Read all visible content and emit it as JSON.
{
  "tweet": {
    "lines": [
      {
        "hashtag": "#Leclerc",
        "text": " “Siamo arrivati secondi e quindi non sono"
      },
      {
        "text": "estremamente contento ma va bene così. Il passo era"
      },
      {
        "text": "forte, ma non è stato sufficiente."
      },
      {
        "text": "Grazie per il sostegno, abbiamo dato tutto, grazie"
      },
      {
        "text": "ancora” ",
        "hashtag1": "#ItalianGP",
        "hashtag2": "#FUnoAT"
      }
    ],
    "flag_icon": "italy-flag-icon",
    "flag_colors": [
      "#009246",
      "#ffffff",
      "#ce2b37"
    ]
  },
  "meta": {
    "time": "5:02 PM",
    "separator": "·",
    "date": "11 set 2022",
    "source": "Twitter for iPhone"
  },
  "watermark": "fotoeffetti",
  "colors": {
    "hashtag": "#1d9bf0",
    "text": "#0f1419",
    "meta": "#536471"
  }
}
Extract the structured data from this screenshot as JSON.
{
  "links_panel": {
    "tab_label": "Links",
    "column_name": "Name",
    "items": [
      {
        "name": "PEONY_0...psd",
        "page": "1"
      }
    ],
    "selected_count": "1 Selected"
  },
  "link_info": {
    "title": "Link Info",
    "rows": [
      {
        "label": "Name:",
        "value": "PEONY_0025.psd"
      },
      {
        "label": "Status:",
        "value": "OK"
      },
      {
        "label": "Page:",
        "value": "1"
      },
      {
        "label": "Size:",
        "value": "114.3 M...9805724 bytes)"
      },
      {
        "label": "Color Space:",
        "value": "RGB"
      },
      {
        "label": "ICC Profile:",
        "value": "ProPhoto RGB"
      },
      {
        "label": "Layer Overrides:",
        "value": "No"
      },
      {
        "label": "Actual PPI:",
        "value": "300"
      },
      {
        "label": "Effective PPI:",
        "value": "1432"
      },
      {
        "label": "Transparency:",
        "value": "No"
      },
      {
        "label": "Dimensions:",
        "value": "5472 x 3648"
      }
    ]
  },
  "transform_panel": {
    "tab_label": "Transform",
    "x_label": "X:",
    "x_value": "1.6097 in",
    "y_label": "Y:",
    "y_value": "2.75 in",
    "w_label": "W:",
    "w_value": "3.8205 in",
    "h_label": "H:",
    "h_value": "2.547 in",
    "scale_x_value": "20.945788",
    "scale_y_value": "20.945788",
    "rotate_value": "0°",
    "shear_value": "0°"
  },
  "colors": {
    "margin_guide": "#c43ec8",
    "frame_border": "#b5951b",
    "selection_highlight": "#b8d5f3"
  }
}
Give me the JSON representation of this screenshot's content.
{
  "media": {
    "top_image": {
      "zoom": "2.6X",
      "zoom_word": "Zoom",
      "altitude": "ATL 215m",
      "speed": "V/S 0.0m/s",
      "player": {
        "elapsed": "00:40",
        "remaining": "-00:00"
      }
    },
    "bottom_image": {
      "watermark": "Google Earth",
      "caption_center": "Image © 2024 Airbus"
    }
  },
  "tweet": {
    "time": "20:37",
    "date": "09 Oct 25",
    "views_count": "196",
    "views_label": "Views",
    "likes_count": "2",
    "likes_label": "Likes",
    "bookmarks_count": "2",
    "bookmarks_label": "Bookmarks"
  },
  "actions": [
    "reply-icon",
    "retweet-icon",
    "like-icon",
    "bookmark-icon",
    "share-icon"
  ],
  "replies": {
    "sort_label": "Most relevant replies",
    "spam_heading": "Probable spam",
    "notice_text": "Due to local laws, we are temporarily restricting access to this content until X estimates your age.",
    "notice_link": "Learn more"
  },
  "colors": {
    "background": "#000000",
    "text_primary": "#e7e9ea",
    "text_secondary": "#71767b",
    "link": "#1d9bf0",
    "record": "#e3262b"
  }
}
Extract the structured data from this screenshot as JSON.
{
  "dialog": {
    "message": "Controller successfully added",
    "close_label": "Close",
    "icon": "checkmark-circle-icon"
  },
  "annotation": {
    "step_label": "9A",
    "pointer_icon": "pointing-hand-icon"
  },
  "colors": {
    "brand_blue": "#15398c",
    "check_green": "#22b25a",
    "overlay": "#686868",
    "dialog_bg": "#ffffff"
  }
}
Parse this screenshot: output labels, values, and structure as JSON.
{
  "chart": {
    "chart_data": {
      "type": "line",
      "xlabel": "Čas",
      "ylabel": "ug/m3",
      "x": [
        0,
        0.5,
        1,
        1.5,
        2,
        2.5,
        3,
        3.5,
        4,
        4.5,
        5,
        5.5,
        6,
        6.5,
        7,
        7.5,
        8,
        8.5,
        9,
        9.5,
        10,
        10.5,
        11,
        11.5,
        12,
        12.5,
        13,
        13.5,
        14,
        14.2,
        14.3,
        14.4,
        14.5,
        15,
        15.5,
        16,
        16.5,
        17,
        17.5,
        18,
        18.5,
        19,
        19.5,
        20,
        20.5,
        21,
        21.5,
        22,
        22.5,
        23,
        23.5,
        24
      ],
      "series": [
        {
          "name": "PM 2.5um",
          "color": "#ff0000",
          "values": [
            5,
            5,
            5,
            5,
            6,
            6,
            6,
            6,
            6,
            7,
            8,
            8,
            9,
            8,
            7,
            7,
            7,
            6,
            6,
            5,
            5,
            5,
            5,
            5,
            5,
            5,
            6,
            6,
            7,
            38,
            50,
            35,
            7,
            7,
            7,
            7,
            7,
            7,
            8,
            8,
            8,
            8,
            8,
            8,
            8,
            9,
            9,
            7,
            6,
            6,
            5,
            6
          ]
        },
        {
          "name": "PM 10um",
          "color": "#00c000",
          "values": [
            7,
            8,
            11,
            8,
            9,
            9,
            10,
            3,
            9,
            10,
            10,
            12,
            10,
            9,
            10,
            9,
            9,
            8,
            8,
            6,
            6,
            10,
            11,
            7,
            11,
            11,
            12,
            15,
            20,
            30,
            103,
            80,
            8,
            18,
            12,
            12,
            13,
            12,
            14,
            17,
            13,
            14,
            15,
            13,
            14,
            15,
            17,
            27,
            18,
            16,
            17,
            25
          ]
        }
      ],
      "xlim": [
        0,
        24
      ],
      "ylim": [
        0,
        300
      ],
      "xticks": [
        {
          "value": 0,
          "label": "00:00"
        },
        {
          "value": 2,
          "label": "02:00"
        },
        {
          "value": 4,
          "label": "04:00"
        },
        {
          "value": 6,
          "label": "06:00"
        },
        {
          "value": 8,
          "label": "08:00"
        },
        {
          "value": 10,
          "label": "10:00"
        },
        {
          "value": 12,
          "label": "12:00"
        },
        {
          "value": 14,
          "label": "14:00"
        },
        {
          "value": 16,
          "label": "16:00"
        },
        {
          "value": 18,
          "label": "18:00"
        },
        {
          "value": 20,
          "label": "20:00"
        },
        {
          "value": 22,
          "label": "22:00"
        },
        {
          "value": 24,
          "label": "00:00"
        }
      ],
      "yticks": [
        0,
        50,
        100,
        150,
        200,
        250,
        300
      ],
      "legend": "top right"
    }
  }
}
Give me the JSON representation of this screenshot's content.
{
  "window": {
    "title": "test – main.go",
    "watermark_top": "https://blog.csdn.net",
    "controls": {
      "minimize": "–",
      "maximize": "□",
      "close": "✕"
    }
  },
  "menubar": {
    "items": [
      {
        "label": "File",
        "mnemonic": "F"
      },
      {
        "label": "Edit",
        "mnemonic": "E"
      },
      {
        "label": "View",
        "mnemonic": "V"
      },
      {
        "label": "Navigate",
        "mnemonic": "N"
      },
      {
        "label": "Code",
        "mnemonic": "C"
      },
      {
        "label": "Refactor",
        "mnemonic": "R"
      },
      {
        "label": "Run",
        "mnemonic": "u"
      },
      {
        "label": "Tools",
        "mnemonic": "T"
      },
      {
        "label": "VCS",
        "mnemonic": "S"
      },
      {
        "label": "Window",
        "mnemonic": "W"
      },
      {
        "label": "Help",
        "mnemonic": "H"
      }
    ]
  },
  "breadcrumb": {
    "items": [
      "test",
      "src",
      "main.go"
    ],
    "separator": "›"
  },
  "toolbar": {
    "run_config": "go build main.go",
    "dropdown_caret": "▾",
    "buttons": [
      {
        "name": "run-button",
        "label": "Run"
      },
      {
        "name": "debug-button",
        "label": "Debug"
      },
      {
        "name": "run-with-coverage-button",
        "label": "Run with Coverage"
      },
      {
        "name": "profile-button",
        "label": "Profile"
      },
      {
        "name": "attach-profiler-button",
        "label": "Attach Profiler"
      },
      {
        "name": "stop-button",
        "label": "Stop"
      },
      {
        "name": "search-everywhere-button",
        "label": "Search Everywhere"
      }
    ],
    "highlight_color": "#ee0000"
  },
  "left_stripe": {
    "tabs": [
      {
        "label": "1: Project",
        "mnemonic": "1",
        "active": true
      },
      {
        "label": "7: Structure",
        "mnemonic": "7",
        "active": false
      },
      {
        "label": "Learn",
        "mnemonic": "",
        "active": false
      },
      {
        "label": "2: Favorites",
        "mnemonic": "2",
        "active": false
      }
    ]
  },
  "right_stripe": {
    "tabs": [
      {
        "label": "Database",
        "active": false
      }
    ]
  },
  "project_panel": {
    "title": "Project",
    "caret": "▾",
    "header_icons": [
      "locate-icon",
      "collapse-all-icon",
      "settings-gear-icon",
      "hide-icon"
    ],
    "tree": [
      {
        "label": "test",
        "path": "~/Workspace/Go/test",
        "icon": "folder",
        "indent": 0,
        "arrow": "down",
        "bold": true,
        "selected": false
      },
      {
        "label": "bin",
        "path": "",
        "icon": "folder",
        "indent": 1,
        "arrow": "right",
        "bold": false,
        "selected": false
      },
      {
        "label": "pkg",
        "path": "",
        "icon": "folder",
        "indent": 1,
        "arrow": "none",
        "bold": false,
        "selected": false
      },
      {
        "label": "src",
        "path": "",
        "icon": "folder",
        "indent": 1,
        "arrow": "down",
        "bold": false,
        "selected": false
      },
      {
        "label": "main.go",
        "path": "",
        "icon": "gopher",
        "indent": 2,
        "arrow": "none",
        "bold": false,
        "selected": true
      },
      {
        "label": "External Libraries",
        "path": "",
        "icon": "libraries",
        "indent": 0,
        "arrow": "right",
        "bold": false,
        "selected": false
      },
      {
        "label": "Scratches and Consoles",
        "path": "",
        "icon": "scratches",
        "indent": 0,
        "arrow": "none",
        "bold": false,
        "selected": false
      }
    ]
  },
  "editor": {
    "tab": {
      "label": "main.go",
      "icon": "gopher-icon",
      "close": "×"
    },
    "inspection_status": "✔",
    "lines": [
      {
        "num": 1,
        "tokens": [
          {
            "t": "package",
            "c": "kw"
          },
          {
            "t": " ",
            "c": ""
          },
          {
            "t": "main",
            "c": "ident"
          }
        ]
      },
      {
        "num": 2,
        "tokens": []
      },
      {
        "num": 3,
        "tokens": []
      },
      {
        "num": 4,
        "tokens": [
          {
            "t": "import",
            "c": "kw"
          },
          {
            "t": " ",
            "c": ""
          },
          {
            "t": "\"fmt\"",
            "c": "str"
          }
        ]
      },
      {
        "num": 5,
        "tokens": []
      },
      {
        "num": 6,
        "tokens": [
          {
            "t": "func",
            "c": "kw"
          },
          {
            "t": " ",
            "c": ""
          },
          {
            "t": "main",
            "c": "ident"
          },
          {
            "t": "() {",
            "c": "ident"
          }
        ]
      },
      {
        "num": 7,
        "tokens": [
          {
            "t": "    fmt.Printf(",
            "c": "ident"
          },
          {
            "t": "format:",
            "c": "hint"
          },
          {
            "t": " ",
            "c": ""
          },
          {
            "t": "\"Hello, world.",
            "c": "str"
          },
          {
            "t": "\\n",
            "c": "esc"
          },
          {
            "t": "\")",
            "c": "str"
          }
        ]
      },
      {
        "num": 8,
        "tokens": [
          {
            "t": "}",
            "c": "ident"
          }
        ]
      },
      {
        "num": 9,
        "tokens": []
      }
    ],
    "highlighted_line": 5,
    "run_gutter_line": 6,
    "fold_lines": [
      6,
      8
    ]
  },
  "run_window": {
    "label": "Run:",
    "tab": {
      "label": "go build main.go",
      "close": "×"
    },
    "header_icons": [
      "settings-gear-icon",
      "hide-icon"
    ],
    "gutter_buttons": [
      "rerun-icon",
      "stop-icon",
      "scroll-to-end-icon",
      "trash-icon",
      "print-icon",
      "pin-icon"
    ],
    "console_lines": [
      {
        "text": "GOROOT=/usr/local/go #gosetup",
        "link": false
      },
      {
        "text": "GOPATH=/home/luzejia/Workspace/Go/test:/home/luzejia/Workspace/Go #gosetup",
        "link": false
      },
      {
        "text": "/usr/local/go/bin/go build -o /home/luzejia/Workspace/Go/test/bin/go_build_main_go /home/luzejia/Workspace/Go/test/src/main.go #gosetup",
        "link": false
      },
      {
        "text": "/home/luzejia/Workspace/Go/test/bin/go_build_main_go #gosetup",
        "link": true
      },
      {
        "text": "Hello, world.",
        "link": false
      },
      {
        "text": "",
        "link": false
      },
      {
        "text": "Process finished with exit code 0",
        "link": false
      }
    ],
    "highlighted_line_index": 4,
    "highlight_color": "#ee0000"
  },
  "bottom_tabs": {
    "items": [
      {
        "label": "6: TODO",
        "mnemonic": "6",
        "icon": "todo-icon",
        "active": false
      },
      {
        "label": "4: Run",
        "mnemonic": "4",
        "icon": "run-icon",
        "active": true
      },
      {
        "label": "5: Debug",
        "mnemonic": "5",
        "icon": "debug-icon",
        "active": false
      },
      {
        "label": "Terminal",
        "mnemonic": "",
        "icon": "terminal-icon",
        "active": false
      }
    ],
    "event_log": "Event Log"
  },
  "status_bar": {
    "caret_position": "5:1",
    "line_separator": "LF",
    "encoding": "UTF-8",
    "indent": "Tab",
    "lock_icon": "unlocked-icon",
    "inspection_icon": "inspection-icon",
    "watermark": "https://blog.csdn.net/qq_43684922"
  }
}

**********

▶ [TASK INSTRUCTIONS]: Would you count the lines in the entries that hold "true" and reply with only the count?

▶ [WRITTEN REPLY]: 5